* _What you should do_: Every entry should be returned exactly. Omit none of them.

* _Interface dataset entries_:
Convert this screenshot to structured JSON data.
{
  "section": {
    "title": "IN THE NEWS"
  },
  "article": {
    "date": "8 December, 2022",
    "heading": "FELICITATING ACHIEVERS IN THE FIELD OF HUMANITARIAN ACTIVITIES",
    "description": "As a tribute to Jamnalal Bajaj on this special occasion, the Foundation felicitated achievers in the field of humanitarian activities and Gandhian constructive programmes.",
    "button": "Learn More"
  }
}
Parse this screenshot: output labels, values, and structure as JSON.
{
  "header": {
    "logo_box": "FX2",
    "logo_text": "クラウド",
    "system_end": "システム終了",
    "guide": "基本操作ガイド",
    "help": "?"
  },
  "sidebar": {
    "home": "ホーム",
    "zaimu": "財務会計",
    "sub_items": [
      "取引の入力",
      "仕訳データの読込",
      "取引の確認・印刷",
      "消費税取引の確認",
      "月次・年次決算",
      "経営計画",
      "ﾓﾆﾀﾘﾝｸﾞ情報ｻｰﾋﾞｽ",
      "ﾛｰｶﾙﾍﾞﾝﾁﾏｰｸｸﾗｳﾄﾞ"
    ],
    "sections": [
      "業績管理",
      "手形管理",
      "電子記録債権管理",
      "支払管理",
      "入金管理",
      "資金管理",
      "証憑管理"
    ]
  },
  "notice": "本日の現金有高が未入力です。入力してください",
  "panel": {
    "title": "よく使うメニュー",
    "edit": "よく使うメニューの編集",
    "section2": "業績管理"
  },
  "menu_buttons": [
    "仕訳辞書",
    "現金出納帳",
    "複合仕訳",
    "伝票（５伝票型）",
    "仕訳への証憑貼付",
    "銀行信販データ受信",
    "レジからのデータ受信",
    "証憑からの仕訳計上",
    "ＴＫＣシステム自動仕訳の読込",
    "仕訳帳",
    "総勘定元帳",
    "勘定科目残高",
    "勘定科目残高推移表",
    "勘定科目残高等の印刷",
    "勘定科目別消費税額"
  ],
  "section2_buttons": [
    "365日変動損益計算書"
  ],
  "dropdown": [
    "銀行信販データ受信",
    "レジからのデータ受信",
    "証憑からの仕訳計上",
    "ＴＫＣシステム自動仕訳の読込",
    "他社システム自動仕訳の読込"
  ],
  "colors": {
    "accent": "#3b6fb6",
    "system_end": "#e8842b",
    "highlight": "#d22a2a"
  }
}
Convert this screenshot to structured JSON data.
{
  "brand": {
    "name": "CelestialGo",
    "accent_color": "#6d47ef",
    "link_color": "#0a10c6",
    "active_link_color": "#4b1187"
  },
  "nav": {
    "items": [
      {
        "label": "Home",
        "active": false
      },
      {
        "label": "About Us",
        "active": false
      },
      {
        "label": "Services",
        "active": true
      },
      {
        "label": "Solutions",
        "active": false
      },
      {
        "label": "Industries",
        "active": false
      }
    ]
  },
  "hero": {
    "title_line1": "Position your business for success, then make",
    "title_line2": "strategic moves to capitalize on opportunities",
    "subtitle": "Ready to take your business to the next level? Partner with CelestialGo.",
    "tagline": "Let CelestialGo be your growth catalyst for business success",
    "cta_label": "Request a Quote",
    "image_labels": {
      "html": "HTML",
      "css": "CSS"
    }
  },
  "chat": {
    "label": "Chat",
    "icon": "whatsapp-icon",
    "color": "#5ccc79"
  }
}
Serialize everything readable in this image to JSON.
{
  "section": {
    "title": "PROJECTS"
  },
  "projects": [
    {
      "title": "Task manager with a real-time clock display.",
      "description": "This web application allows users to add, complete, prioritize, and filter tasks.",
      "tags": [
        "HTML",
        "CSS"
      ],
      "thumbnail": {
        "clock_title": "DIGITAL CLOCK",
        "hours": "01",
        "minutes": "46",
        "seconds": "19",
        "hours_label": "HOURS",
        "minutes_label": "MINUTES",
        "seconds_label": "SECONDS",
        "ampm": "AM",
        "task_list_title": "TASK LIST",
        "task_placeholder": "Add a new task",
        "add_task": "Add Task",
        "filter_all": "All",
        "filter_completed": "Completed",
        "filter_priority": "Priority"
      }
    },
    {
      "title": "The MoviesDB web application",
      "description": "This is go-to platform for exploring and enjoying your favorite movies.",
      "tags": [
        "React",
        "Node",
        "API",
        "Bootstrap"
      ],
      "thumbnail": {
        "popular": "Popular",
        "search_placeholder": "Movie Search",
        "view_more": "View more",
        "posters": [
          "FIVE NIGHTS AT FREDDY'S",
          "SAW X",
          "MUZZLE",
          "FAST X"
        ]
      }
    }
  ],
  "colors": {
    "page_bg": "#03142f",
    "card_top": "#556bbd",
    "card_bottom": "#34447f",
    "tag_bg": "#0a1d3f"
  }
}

* _Output of the exercise_:
Convert this screenshot to structured JSON data.
{
  "section": {
    "title": "IN THE NEWS"
  },
  "article": {
    "date": "8 December, 2022",
    "heading": "FELICITATING ACHIEVERS IN THE FIELD OF HUMANITARIAN ACTIVITIES",
    "description": "As a tribute to Jamnalal Bajaj on this special occasion, the Foundation felicitated achievers in the field of humanitarian activities and Gandhian constructive programmes.",
    "button": "Learn More"
  }
}
Parse this screenshot: output labels, values, and structure as JSON.
{
  "header": {
    "logo_box": "FX2",
    "logo_text": "クラウド",
    "system_end": "システム終了",
    "guide": "基本操作ガイド",
    "help": "?"
  },
  "sidebar": {
    "home": "ホーム",
    "zaimu": "財務会計",
    "sub_items": [
      "取引の入力",
      "仕訳データの読込",
      "取引の確認・印刷",
      "消費税取引の確認",
      "月次・年次決算",
      "経営計画",
      "ﾓﾆﾀﾘﾝｸﾞ情報ｻｰﾋﾞｽ",
      "ﾛｰｶﾙﾍﾞﾝﾁﾏｰｸｸﾗｳﾄﾞ"
    ],
    "sections": [
      "業績管理",
      "手形管理",
      "電子記録債権管理",
      "支払管理",
      "入金管理",
      "資金管理",
      "証憑管理"
    ]
  },
  "notice": "本日の現金有高が未入力です。入力してください",
  "panel": {
    "title": "よく使うメニュー",
    "edit": "よく使うメニューの編集",
    "section2": "業績管理"
  },
  "menu_buttons": [
    "仕訳辞書",
    "現金出納帳",
    "複合仕訳",
    "伝票（５伝票型）",
    "仕訳への証憑貼付",
    "銀行信販データ受信",
    "レジからのデータ受信",
    "証憑からの仕訳計上",
    "ＴＫＣシステム自動仕訳の読込",
    "仕訳帳",
    "総勘定元帳",
    "勘定科目残高",
    "勘定科目残高推移表",
    "勘定科目残高等の印刷",
    "勘定科目別消費税額"
  ],
  "section2_buttons": [
    "365日変動損益計算書"
  ],
  "dropdown": [
    "銀行信販データ受信",
    "レジからのデータ受信",
    "証憑からの仕訳計上",
    "ＴＫＣシステム自動仕訳の読込",
    "他社システム自動仕訳の読込"
  ],
  "colors": {
    "accent": "#3b6fb6",
    "system_end": "#e8842b",
    "highlight": "#d22a2a"
  }
}
Convert this screenshot to structured JSON data.
{
  "brand": {
    "name": "CelestialGo",
    "accent_color": "#6d47ef",
    "link_color": "#0a10c6",
    "active_link_color": "#4b1187"
  },
  "nav": {
    "items": [
      {
        "label": "Home",
        "active": false
      },
      {
        "label": "About Us",
        "active": false
      },
      {
        "label": "Services",
        "active": true
      },
      {
        "label": "Solutions",
        "active": false
      },
      {
        "label": "Industries",
        "active": false
      }
    ]
  },
  "hero": {
    "title_line1": "Position your business for success, then make",
    "title_line2": "strategic moves to capitalize on opportunities",
    "subtitle": "Ready to take your business to the next level? Partner with CelestialGo.",
    "tagline": "Let CelestialGo be your growth catalyst for business success",
    "cta_label": "Request a Quote",
    "image_labels": {
      "html": "HTML",
      "css": "CSS"
    }
  },
  "chat": {
    "label": "Chat",
    "icon": "whatsapp-icon",
    "color": "#5ccc79"
  }
}
Serialize everything readable in this image to JSON.
{
  "section": {
    "title": "PROJECTS"
  },
  "projects": [
    {
      "title": "Task manager with a real-time clock display.",
      "description": "This web application allows users to add, complete, prioritize, and filter tasks.",
      "tags": [
        "HTML",
        "CSS"
      ],
      "thumbnail": {
        "clock_title": "DIGITAL CLOCK",
        "hours": "01",
        "minutes": "46",
        "seconds": "19",
        "hours_label": "HOURS",
        "minutes_label": "MINUTES",
        "seconds_label": "SECONDS",
        "ampm": "AM",
        "task_list_title": "TASK LIST",
        "task_placeholder": "Add a new task",
        "add_task": "Add Task",
        "filter_all": "All",
        "filter_completed": "Completed",
        "filter_priority": "Priority"
      }
    },
    {
      "title": "The MoviesDB web application",
      "description": "This is go-to platform for exploring and enjoying your favorite movies.",
      "tags": [
        "React",
        "Node",
        "API",
        "Bootstrap"
      ],
      "thumbnail": {
        "popular": "Popular",
        "search_placeholder": "Movie Search",
        "view_more": "View more",
        "posters": [
          "FIVE NIGHTS AT FREDDY'S",
          "SAW X",
          "MUZZLE",
          "FAST X"
        ]
      }
    }
  ],
  "colors": {
    "page_bg": "#03142f",
    "card_top": "#556bbd",
    "card_bottom": "#34447f",
    "tag_bg": "#0a1d3f"
  }
}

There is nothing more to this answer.